Soldiers with 2-2 Assault Helicopter Battalion and 3-2 General Support Aviation Battalion, 2nd Combat Aviation Brigade, 2nd Infantry Division/ROK-U.S. Combined Division, mobilized to support efforts to contain and extinguish wildfires in Gangwon province, northeast of Seoul, April 5-6.
"It's important we use our training and resources to partner with our allies when real-world issues like this arise," said Col. Chad G. Carroll, Cleburne, Texas native, U.S. Forces Korea public affairs director, in a recent press release. "Being able work side by side with our partners demonstrates the iron-clad alliance between the ROK and the U.S."
The aviation brigade sent four helicopters and 21 Soldiers to partner with the Republic of Korea Army III Corps Command.
Chief Warrant Officer 2 Johnta Daniels, Jacksonville, Florida native, UH-60 Blackhawk helicopter pilot, 2-2 AHB and his crew were the first to jump into action.
"We were on our final day of training at Rodriguez Live Fire Complex when we were notified of the mission," said Daniels. "We operate with Koreans on a regular basis.
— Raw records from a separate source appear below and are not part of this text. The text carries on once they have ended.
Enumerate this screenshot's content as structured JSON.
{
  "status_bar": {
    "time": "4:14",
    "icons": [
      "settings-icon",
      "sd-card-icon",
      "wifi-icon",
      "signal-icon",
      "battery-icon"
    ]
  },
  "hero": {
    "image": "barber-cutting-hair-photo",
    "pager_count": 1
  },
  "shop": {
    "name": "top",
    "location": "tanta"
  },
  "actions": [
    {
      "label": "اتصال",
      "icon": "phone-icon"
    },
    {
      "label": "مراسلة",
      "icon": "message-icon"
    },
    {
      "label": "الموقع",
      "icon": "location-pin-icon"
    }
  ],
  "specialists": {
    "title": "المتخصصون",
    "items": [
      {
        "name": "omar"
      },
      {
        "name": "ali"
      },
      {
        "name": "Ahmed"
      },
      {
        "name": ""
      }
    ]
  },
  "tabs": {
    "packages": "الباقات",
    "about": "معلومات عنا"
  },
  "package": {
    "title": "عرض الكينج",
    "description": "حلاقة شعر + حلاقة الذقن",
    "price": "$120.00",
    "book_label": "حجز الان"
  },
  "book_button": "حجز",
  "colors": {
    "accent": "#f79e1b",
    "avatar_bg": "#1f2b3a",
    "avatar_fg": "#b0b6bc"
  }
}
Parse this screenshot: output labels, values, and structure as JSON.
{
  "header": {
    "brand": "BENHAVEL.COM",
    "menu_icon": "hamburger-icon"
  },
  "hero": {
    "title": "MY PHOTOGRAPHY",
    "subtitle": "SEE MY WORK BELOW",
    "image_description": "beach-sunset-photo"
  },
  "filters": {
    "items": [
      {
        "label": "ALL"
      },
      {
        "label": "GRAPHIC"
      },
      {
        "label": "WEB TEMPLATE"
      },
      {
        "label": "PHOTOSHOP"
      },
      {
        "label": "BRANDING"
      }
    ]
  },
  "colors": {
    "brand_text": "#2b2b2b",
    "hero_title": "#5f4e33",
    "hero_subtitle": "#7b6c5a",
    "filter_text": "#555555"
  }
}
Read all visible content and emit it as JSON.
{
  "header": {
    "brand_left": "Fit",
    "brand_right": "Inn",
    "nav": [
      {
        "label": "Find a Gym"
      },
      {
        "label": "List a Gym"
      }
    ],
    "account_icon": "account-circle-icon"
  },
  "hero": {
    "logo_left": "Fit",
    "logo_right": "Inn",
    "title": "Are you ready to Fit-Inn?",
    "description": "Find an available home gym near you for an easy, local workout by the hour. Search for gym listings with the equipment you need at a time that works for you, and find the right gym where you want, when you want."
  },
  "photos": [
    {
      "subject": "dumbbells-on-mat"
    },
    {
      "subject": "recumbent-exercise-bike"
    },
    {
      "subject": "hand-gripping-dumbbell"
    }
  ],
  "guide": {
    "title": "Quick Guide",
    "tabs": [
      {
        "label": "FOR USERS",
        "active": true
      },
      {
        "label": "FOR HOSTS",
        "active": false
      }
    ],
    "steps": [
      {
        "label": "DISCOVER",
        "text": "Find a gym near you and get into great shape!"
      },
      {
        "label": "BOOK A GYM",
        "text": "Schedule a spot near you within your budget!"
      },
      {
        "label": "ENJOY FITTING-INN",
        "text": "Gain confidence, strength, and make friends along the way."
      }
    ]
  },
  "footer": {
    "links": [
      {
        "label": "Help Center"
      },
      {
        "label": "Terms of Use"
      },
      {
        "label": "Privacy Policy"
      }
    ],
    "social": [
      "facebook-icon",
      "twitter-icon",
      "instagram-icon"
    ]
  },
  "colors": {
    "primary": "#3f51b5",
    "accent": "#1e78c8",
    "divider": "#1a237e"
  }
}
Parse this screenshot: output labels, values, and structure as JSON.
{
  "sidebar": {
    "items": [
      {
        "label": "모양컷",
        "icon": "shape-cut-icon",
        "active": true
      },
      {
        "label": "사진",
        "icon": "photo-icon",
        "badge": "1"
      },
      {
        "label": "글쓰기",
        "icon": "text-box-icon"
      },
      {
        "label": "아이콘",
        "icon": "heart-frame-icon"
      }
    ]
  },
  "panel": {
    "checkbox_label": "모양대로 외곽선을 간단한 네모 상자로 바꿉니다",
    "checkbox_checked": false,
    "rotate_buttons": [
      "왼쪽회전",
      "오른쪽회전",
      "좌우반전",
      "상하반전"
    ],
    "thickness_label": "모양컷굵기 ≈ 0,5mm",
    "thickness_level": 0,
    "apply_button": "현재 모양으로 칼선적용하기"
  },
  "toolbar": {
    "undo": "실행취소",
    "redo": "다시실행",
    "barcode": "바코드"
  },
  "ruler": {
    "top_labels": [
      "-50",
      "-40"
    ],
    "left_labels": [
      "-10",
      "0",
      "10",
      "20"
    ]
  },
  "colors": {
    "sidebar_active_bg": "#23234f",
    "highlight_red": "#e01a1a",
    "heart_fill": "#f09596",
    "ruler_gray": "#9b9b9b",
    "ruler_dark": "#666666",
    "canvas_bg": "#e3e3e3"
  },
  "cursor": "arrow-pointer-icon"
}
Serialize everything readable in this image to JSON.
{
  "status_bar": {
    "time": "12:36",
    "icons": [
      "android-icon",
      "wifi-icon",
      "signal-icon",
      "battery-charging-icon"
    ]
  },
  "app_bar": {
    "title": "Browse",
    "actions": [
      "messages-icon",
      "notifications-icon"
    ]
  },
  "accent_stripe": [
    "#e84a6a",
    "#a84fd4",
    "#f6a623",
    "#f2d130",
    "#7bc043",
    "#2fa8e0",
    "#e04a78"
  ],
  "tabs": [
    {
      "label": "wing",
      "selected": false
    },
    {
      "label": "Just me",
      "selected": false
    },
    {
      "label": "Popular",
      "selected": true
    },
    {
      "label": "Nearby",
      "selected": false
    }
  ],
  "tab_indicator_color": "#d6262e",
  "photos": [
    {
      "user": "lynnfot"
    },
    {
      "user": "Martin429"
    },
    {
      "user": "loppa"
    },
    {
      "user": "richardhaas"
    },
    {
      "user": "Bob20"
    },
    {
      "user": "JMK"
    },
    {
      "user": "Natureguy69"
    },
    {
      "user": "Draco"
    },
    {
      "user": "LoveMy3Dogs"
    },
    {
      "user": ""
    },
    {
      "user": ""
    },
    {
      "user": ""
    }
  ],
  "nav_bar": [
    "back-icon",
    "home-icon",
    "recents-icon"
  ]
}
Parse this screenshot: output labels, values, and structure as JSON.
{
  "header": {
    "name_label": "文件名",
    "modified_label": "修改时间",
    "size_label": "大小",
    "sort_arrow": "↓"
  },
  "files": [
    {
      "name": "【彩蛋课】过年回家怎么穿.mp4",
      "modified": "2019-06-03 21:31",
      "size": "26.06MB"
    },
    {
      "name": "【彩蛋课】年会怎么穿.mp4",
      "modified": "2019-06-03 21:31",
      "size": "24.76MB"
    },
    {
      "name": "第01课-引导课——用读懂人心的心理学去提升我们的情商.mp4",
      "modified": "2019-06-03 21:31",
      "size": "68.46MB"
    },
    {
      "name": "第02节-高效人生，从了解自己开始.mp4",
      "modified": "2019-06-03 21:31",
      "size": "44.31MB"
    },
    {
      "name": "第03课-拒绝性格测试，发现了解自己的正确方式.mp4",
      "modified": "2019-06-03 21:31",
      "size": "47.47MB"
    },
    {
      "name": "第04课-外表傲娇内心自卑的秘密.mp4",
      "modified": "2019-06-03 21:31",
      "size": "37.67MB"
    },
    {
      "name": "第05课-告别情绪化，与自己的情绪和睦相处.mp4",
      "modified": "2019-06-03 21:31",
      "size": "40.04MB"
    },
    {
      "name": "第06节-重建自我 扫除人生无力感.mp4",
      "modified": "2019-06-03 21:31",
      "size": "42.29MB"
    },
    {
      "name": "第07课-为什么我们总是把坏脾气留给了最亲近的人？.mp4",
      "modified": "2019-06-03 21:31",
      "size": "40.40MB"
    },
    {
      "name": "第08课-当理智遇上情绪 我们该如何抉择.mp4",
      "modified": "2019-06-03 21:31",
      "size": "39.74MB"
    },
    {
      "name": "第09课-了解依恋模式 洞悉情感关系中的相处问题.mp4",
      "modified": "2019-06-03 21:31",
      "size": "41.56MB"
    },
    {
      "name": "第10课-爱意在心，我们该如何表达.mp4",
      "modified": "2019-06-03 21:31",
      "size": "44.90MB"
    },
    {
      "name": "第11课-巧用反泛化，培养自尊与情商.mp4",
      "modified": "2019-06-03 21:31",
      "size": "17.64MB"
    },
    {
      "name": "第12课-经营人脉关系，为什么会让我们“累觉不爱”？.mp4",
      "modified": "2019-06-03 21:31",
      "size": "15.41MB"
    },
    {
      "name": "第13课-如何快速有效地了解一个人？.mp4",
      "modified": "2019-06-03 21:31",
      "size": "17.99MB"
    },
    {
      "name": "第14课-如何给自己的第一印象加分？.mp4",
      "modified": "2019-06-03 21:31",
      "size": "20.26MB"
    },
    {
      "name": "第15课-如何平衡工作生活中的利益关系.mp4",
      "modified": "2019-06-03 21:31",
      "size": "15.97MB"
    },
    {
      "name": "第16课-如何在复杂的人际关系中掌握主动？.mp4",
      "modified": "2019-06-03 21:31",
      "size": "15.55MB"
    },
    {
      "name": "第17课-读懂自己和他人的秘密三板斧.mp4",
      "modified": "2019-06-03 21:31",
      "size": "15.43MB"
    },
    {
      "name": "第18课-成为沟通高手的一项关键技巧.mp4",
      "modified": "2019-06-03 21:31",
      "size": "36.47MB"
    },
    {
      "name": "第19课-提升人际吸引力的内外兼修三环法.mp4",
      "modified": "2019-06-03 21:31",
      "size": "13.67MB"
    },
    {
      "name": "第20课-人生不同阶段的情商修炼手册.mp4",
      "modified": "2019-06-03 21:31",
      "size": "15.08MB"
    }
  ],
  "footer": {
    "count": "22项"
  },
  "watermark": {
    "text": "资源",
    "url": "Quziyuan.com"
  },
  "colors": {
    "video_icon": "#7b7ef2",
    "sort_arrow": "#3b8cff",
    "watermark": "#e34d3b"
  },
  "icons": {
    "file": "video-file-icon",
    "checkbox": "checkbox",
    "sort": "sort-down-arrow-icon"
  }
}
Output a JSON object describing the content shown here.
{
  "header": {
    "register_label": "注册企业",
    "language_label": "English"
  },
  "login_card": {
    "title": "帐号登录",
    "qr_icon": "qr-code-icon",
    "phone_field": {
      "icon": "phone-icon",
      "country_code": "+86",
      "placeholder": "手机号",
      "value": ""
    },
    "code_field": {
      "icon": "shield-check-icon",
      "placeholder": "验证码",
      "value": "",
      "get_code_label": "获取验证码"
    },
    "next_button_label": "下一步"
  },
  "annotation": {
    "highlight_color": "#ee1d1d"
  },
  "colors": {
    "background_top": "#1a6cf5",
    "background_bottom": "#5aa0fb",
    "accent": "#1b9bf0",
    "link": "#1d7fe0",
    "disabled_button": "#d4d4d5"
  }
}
It has always been training, which prepared us for real-world missions like this."
Aircraft crews used Bambi buckets to collect water from a nearby river to douse the blaze.
"It was a joint effort between our ROKA counterparts and ourselves (U.S. Army), safely coordinating a constant flow of water with minimum delays," said Daniels. "Once we established a pattern, we saw results."
First-term Soldier, Pfc. Nicholas Day, Houston, Texas native, UH-60 Blackhawk helicopter maintainer, 2-2 AHB, assisted as a crew chief, securing systems on the aircraft.
"I see the importance of the training we do," said Day. "People's homes and lives were being destroyed, so it was crucial that we do our jobs and do them well because of what was at stake."
"Nearly 4,200 people were evacuated and one person died, authorities said, while 35 were injured," according to Channel News Asia.
ROKA III Corps Commander Lt. Gen. Kim, Seung-gyum, recognized a familiar face while acknowledging the helicopter crews.
"I remember you," referring to Capt. Julia McKusick, Colleyville, Texas native, Company A commander, 2-2 AHB, and her assistance with a crash-landing last year.
Kim shared words of encouragement to all those involved in efforts to extinguish the blaze.
"You are the heart of the ROK-U.S. Alliance," said Kim. "Thank you all for your help and showing how strong we can be when we come together."